It was the fall of 1994. My father had just been diagnosed with cancer. Apparently the disease had been at work for a long time. At Thanksgiving, we travelled to my parents’ home in Alberta for a bittersweet weekend.
Meanwhile, my mother-in-law, who had been feeling poorly for years, was told she had a brain tumour. Surgery would take place Thanksgiving Monday, so we rushed home from Alberta to see her before surgery.
We were in the midst of moving my in-laws to a retirement home in the city, and we were moving into their house. Through a number of renos, moving households without the in-laws in attendance, visiting my dad and my husband’s mom—we carried on with force of will and prayer that sometimes seemed to bounce off the ceiling.
How did this affect my writing?
I obviously had long stretches of time where I couldn’t write, either because I was otherwise occupied, or because my mind was in neutral. But I did learn a number of things about life, about my level of endurance, about responses to trials.
What did I do with what I learned?
Over the years, I’ve transferred some of these experiences into the lives of my characters. This is not a manipulative move, but a logical use of suffering. Why waste it? We want our characters to be realistic, so we allow them to make convincing responses. We provide them with true-to-life challenges to deal with in our stories. We keep throwing difficulties at them, and look for their reactions.
As writers, we are always opening up our lives to public scrutiny by sharing our deep thoughts, our struggles, our victories and defeats…through our characters. We become vulnerable to our readers. That’s the name of the game. We are writing about life.
What else did I learn from the dark times?
That God is faithful all the time, even when we don’t realize it. That He is always seeking us out, offering comfort and healing. And that’s why I weave a thread of faith and hope into every one of my novels. I don’t want to force it; I want it to be organic to the story, but hope is something God has given me, and I need to share it with my readers.
For those interested in how my personal plot turned out: my dear dad passed away ten weeks after diagnosis, shortly before Christmas 1994. We miss him deeply, but he has gone ahead of us into glory. My mother-in-law’s surgery went well, only to be followed by a disabling stroke. She struggled for ten years before she passed on to her heavenly reward. We endured and healed, and are enjoying the lovely home we’ve now lived in for twenty-two years.

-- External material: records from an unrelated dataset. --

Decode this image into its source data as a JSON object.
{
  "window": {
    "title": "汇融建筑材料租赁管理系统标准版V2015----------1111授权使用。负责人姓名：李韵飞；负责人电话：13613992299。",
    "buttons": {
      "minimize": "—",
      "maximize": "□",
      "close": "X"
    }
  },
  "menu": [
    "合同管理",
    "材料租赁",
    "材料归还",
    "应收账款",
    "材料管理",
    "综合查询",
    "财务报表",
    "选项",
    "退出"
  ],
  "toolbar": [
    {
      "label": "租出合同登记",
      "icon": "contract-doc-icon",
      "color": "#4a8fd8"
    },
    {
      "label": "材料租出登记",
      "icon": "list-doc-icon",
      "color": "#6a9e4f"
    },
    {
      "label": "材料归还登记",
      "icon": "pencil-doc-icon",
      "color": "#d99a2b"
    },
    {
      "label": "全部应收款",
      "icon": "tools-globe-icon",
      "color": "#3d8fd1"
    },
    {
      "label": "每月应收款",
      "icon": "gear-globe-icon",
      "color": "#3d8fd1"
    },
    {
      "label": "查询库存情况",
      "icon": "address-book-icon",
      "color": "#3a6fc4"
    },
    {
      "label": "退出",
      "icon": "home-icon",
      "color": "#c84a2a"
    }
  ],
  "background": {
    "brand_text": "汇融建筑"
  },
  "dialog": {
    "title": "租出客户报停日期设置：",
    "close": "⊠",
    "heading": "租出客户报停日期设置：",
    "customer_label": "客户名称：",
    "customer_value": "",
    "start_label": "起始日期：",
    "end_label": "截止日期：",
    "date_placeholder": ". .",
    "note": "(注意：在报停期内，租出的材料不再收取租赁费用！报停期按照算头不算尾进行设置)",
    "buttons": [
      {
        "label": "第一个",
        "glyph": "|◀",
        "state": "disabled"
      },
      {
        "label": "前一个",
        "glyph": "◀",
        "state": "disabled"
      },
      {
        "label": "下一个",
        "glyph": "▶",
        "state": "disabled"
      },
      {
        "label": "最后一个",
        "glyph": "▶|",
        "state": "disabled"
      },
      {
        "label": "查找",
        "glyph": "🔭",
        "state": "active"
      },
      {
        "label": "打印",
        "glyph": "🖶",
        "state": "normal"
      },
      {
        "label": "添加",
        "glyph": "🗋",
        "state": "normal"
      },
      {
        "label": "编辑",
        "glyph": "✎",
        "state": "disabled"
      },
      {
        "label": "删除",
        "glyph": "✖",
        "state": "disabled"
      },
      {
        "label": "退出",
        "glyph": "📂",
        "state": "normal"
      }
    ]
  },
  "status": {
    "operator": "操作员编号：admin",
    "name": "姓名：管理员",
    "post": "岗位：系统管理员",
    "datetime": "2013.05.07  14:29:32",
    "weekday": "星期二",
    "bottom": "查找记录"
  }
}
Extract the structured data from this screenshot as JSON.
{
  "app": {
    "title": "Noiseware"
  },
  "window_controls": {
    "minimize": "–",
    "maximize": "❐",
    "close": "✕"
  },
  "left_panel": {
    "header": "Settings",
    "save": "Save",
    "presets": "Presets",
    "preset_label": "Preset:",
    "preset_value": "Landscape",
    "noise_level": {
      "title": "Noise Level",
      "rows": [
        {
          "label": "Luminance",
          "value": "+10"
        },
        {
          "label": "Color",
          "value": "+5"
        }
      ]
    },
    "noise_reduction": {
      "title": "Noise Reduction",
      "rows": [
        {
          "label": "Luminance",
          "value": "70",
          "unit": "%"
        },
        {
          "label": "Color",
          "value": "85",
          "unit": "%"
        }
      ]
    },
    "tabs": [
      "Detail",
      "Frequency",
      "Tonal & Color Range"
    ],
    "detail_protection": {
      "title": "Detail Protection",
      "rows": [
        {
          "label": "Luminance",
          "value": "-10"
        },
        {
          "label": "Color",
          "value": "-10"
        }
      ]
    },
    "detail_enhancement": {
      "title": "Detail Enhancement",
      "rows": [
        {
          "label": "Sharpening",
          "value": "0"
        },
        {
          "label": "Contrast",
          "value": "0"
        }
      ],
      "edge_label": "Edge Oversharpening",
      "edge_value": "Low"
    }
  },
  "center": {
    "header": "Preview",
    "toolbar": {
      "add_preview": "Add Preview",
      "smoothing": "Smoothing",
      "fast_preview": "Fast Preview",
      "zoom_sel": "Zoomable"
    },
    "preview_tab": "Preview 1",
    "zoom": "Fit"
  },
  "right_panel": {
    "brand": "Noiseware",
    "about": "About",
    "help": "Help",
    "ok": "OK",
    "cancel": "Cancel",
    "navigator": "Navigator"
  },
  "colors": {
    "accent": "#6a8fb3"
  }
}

Life is not easy. Sometimes it’s very dark. But in Christ, we have hope in all things. That’s something I want to share.
Janice L. Dick writes historical and contemporary fiction, inspirational articles and book reviews. She also edits and presents writing workshops.